Facebook Pages & LinkedIn Groups. The unlimited scholarly publication. As we have previously noted, traditional journals often have limits on the number of files that you can put into the paper, even as supplemental information.The use of figshare to break open the restraints of current traditional publishing models has been demonstrated this week in a publication in PLoS ONE: Roberts SB, Hauser L, Seeb LW, Seeb JE (2012) Development of Genomic Resources for Pacific Herring through Targeted Transcriptome Pyrosequencing.
PLoS ONE 7(2): e30908. doi:10.1371/journal.pone.0030908 By referencing the datasets hosted on figshare (Refs. 10 & 11), the content that can be addressed in a single paper becomes unlimited, whilst also helping aid the discovery of the research. As pointed out by GigaScience on google+, 'this follows DCC best practice guidelines, and shows journals are starting to adopt and get used to data-citation.' Recently, we have noticed users questioning what they can and cannot upload and make citable through figshare. How Do You Cite a Tweet in an Academic Paper? - Alexis Madrigal - Technology. The Modern Language Association likes to keep up with the times.
As we all know, some information breaks first or only on Twitter and a good academic needs to be able to cite those sources. So, the MLA has devised a standard format that you should keep in mind. Its form is: It's simple. Also, I just love the "Tweet" at the end. Article: Academic Networking 2.0: Historians and Social Media « INFOdocket. Article Academic Networking 2.0: Historians and Social Media Author By Michael D.
Hattem, PhD Student, Yale University. Mark Drapeau: Social Networks for Scientists Won't Work. A "Facebook for Scientists"? It may sound silly, or redundant, but it's becoming more of a reality. Maybe. A new startup based in Germany named ResearchGate has already convinced roughly 1.4 million researchers to become members and begin sharing. On it, you can search your email accounts to find people you know, read PDF documents of research papers, and chat with others about why a particular lab technique isn't working for you. Reportedly, the service is appealing to young researchers in their 20's. “Facebook for scientists” Soon after Nature Network launched in 2007 it was being touted as the “Facebook for scientists”. Other sites that had been around longer, such as FriendFeed and LabSpaces, occasionally got that moniker too (and indeed Facebook bought out FriendFeed later on). I view any use of the phrase “Facebook for scientists” with great suspicion.

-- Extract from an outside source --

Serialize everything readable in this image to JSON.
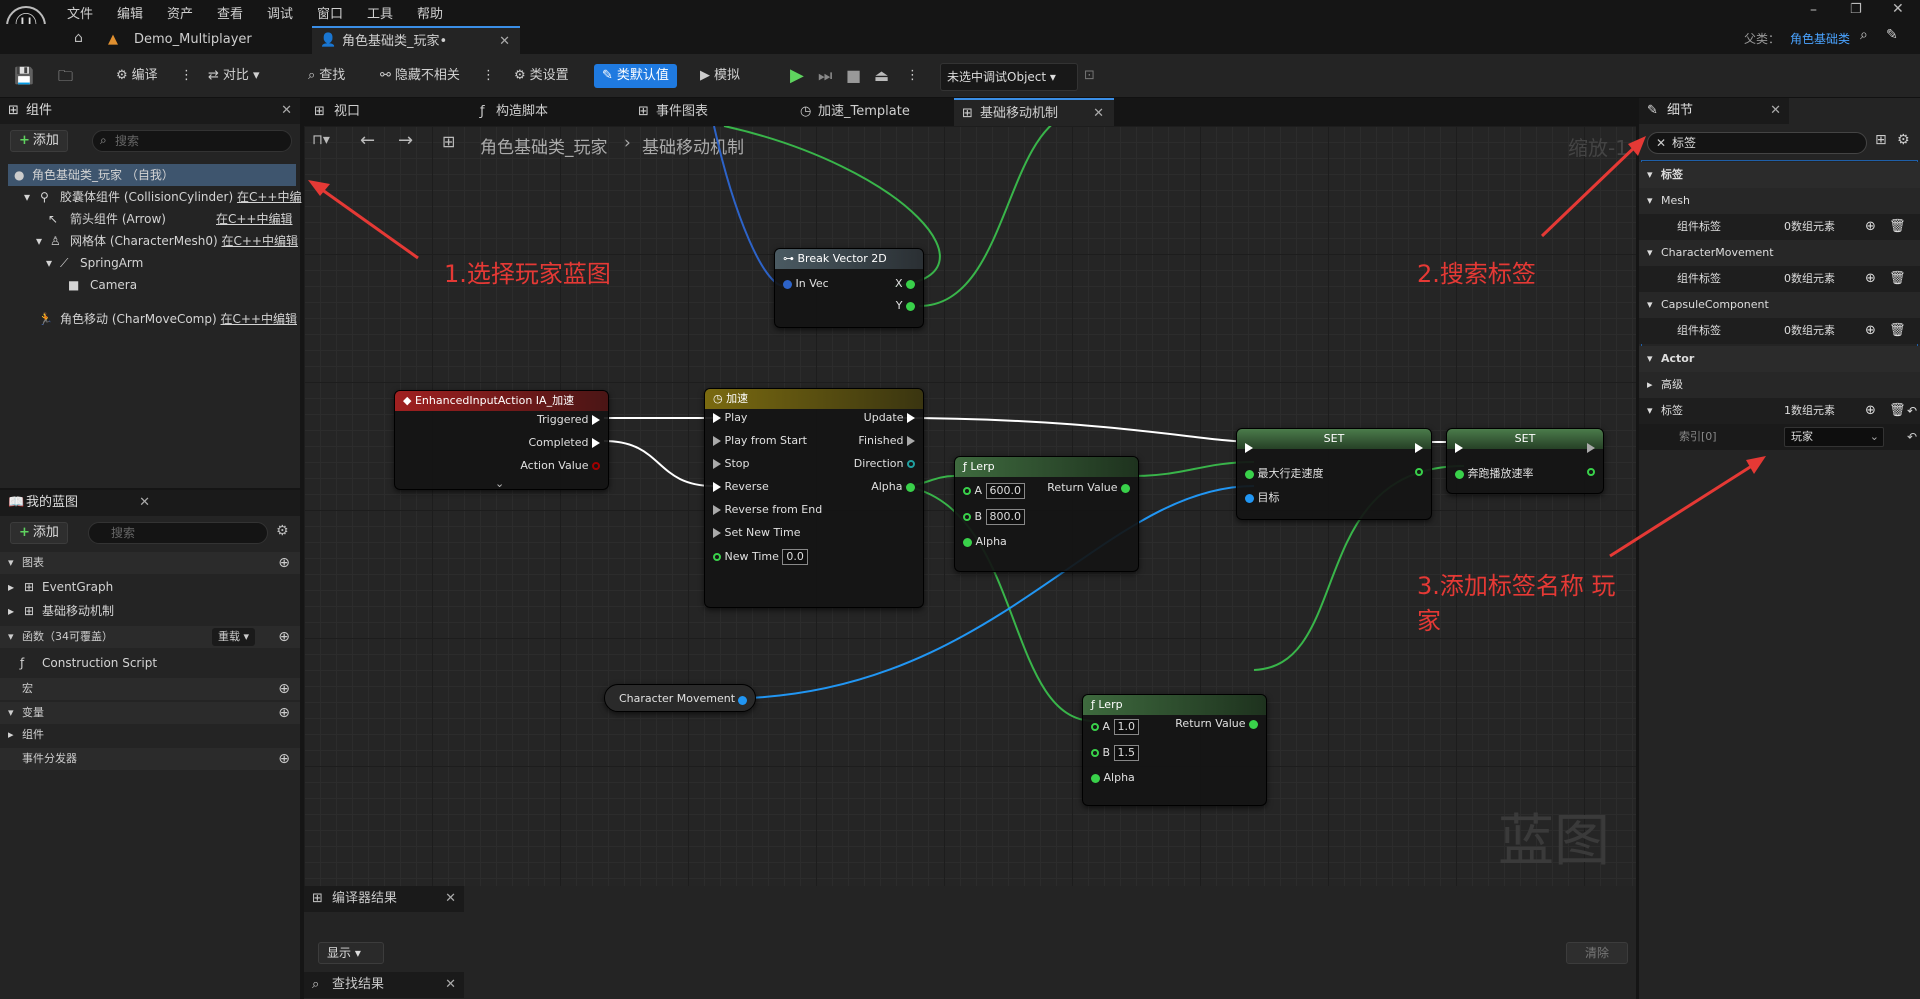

At least Mendeley (the social and bibliographic management site) has the imagination to call themselves the Last.FM for science. Brian Krueger, at LabSpaces, suggested why none of these sites have become dominant in the way that FaceBook has: ResearchGate’s groups and Job listings appear to be relatively active, Nature Network has its blogs and forum, and LabSpaces has the news and Blogs. ResearchGate. Available now: a guide to using Twitter in university research, teaching, and impact activities. Les réseaux sociaux scientifiques : différences d’approches suivant les disciplines. Academia.edu - Share research.